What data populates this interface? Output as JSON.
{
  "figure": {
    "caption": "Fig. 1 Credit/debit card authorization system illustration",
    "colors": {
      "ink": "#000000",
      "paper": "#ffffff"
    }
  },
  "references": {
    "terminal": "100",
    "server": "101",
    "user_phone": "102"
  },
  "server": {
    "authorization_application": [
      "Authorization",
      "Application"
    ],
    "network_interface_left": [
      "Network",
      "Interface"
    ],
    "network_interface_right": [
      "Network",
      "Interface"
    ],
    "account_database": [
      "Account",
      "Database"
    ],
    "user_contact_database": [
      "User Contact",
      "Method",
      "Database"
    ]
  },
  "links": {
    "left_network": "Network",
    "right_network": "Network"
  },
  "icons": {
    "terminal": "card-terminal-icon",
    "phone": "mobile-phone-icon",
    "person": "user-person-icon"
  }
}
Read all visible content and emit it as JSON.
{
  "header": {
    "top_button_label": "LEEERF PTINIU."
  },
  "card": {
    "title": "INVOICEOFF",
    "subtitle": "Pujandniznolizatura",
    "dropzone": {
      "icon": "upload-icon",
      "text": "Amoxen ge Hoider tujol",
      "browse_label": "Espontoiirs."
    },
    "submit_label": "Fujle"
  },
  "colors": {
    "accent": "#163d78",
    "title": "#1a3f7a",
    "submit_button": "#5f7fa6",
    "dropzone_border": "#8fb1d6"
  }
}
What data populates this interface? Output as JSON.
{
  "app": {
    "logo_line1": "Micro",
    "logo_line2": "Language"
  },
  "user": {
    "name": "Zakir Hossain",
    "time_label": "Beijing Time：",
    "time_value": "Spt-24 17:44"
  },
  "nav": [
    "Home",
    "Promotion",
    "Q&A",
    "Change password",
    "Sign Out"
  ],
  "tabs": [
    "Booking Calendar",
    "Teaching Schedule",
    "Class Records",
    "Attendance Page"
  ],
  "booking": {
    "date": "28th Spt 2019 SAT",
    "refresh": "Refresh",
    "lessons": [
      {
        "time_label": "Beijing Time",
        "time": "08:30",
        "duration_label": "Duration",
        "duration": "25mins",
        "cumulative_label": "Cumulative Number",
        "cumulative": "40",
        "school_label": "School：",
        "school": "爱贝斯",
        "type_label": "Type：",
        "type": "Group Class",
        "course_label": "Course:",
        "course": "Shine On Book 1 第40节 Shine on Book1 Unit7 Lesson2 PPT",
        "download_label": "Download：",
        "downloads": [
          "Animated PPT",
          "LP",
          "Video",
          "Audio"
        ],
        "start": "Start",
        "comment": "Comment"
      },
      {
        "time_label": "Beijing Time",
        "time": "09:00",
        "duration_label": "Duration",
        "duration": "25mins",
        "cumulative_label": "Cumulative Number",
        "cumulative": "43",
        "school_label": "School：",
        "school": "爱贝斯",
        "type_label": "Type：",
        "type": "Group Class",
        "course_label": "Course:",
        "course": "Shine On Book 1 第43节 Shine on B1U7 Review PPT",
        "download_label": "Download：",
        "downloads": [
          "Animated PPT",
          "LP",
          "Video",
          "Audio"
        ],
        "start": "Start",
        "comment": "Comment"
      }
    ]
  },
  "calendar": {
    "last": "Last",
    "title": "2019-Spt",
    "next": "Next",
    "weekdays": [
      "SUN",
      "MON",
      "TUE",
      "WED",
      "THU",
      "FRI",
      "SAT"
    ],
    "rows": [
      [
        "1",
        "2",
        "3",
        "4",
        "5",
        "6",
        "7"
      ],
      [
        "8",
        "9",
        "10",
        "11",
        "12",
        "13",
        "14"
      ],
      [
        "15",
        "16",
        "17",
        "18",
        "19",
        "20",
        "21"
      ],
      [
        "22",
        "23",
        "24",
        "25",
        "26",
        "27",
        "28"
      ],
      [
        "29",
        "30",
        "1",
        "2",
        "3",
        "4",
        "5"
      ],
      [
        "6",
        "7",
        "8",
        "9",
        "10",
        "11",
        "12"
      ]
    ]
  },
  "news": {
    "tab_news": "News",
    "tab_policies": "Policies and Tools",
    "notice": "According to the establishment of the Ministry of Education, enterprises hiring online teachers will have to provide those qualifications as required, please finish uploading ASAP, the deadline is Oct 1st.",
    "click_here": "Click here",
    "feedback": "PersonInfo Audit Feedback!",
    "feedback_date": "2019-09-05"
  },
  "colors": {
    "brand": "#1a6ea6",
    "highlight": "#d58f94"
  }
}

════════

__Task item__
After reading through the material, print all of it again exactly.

__Answer to the problem__
What data populates this interface? Output as JSON.
{
  "figure": {
    "caption": "Fig. 1 Credit/debit card authorization system illustration",
    "colors": {
      "ink": "#000000",
      "paper": "#ffffff"
    }
  },
  "references": {
    "terminal": "100",
    "server": "101",
    "user_phone": "102"
  },
  "server": {
    "authorization_application": [
      "Authorization",
      "Application"
    ],
    "network_interface_left": [
      "Network",
      "Interface"
    ],
    "network_interface_right": [
      "Network",
      "Interface"
    ],
    "account_database": [
      "Account",
      "Database"
    ],
    "user_contact_database": [
      "User Contact",
      "Method",
      "Database"
    ]
  },
  "links": {
    "left_network": "Network",
    "right_network": "Network"
  },
  "icons": {
    "terminal": "card-terminal-icon",
    "phone": "mobile-phone-icon",
    "person": "user-person-icon"
  }
}
Read all visible content and emit it as JSON.
{
  "header": {
    "top_button_label": "LEEERF PTINIU."
  },
  "card": {
    "title": "INVOICEOFF",
    "subtitle": "Pujandniznolizatura",
    "dropzone": {
      "icon": "upload-icon",
      "text": "Amoxen ge Hoider tujol",
      "browse_label": "Espontoiirs."
    },
    "submit_label": "Fujle"
  },
  "colors": {
    "accent": "#163d78",
    "title": "#1a3f7a",
    "submit_button": "#5f7fa6",
    "dropzone_border": "#8fb1d6"
  }
}
What data populates this interface? Output as JSON.
{
  "app": {
    "logo_line1": "Micro",
    "logo_line2": "Language"
  },
  "user": {
    "name": "Zakir Hossain",
    "time_label": "Beijing Time：",
    "time_value": "Spt-24 17:44"
  },
  "nav": [
    "Home",
    "Promotion",
    "Q&A",
    "Change password",
    "Sign Out"
  ],
  "tabs": [
    "Booking Calendar",
    "Teaching Schedule",
    "Class Records",
    "Attendance Page"
  ],
  "booking": {
    "date": "28th Spt 2019 SAT",
    "refresh": "Refresh",
    "lessons": [
      {
        "time_label": "Beijing Time",
        "time": "08:30",
        "duration_label": "Duration",
        "duration": "25mins",
        "cumulative_label": "Cumulative Number",
        "cumulative": "40",
        "school_label": "School：",
        "school": "爱贝斯",
        "type_label": "Type：",
        "type": "Group Class",
        "course_label": "Course:",
        "course": "Shine On Book 1 第40节 Shine on Book1 Unit7 Lesson2 PPT",
        "download_label": "Download：",
        "downloads": [
          "Animated PPT",
          "LP",
          "Video",
          "Audio"
        ],
        "start": "Start",
        "comment": "Comment"
      },
      {
        "time_label": "Beijing Time",
        "time": "09:00",
        "duration_label": "Duration",
        "duration": "25mins",
        "cumulative_label": "Cumulative Number",
        "cumulative": "43",
        "school_label": "School：",
        "school": "爱贝斯",
        "type_label": "Type：",
        "type": "Group Class",
        "course_label": "Course:",
        "course": "Shine On Book 1 第43节 Shine on B1U7 Review PPT",
        "download_label": "Download：",
        "downloads": [
          "Animated PPT",
          "LP",
          "Video",
          "Audio"
        ],
        "start": "Start",
        "comment": "Comment"
      }
    ]
  },
  "calendar": {
    "last": "Last",
    "title": "2019-Spt",
    "next": "Next",
    "weekdays": [
      "SUN",
      "MON",
      "TUE",
      "WED",
      "THU",
      "FRI",
      "SAT"
    ],
    "rows": [
      [
        "1",
        "2",
        "3",
        "4",
        "5",
        "6",
        "7"
      ],
      [
        "8",
        "9",
        "10",
        "11",
        "12",
        "13",
        "14"
      ],
      [
        "15",
        "16",
        "17",
        "18",
        "19",
        "20",
        "21"
      ],
      [
        "22",
        "23",
        "24",
        "25",
        "26",
        "27",
        "28"
      ],
      [
        "29",
        "30",
        "1",
        "2",
        "3",
        "4",
        "5"
      ],
      [
        "6",
        "7",
        "8",
        "9",
        "10",
        "11",
        "12"
      ]
    ]
  },
  "news": {
    "tab_news": "News",
    "tab_policies": "Policies and Tools",
    "notice": "According to the establishment of the Ministry of Education, enterprises hiring online teachers will have to provide those qualifications as required, please finish uploading ASAP, the deadline is Oct 1st.",
    "click_here": "Click here",
    "feedback": "PersonInfo Audit Feedback!",
    "feedback_date": "2019-09-05"
  },
  "colors": {
    "brand": "#1a6ea6",
    "highlight": "#d58f94"
  }
}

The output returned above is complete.